Reproduce the records below exactly; no pictures.

[Material shown Boundary: Start]

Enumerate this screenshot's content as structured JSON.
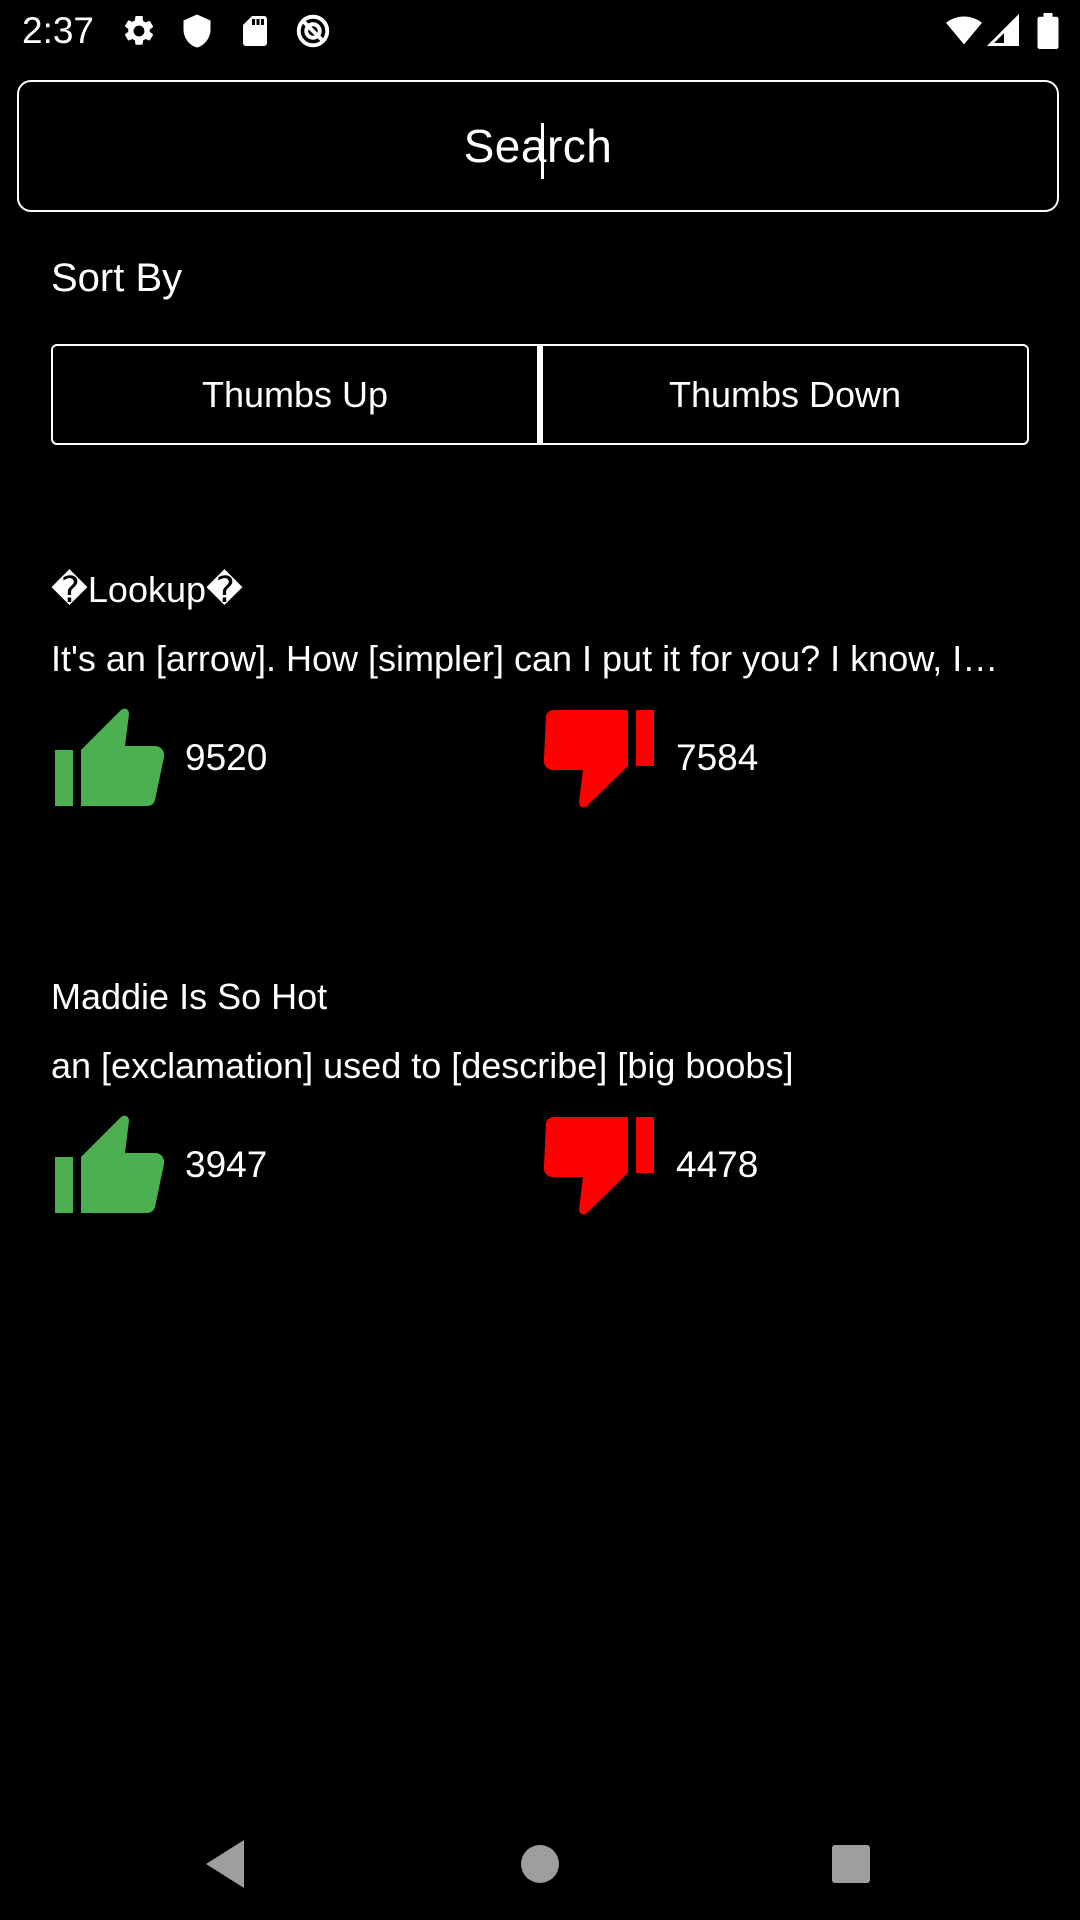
{
  "status_bar": {
    "time": "2:37",
    "left_icons": [
      "gear-icon",
      "shield-icon",
      "sd-card-icon",
      "no-sync-icon"
    ],
    "right_icons": [
      "wifi-icon",
      "signal-icon",
      "battery-icon"
    ]
  },
  "search": {
    "placeholder": "Search"
  },
  "sort": {
    "label": "Sort By",
    "options": [
      "Thumbs Up",
      "Thumbs Down"
    ]
  },
  "entries": [
    {
      "title": "�Lookup�",
      "definition": "It's an [arrow]. How [simpler] can I put it for you? I know, I…",
      "thumbs_up": "9520",
      "thumbs_down": "7584"
    },
    {
      "title": "Maddie Is So Hot",
      "definition": "an [exclamation] used to [describe] [big boobs]",
      "thumbs_up": "3947",
      "thumbs_down": "4478"
    }
  ],
  "colors": {
    "background": "#000000",
    "text": "#ffffff",
    "thumbs_up": "#4caf50",
    "thumbs_down": "#ff0000",
    "nav_icons": "#9e9e9e"
  },
  "nav_bar": {
    "icons": [
      "back-icon",
      "home-icon",
      "recents-icon"
    ]
  }
}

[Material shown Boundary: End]

> _Written solution_
Enumerate this screenshot's content as structured JSON.
{
  "status_bar": {
    "time": "2:37",
    "left_icons": [
      "gear-icon",
      "shield-icon",
      "sd-card-icon",
      "no-sync-icon"
    ],
    "right_icons": [
      "wifi-icon",
      "signal-icon",
      "battery-icon"
    ]
  },
  "search": {
    "placeholder": "Search"
  },
  "sort": {
    "label": "Sort By",
    "options": [
      "Thumbs Up",
      "Thumbs Down"
    ]
  },
  "entries": [
    {
      "title": "�Lookup�",
      "definition": "It's an [arrow]. How [simpler] can I put it for you? I know, I…",
      "thumbs_up": "9520",
      "thumbs_down": "7584"
    },
    {
      "title": "Maddie Is So Hot",
      "definition": "an [exclamation] used to [describe] [big boobs]",
      "thumbs_up": "3947",
      "thumbs_down": "4478"
    }
  ],
  "colors": {
    "background": "#000000",
    "text": "#ffffff",
    "thumbs_up": "#4caf50",
    "thumbs_down": "#ff0000",
    "nav_icons": "#9e9e9e"
  },
  "nav_bar": {
    "icons": [
      "back-icon",
      "home-icon",
      "recents-icon"
    ]
  }
}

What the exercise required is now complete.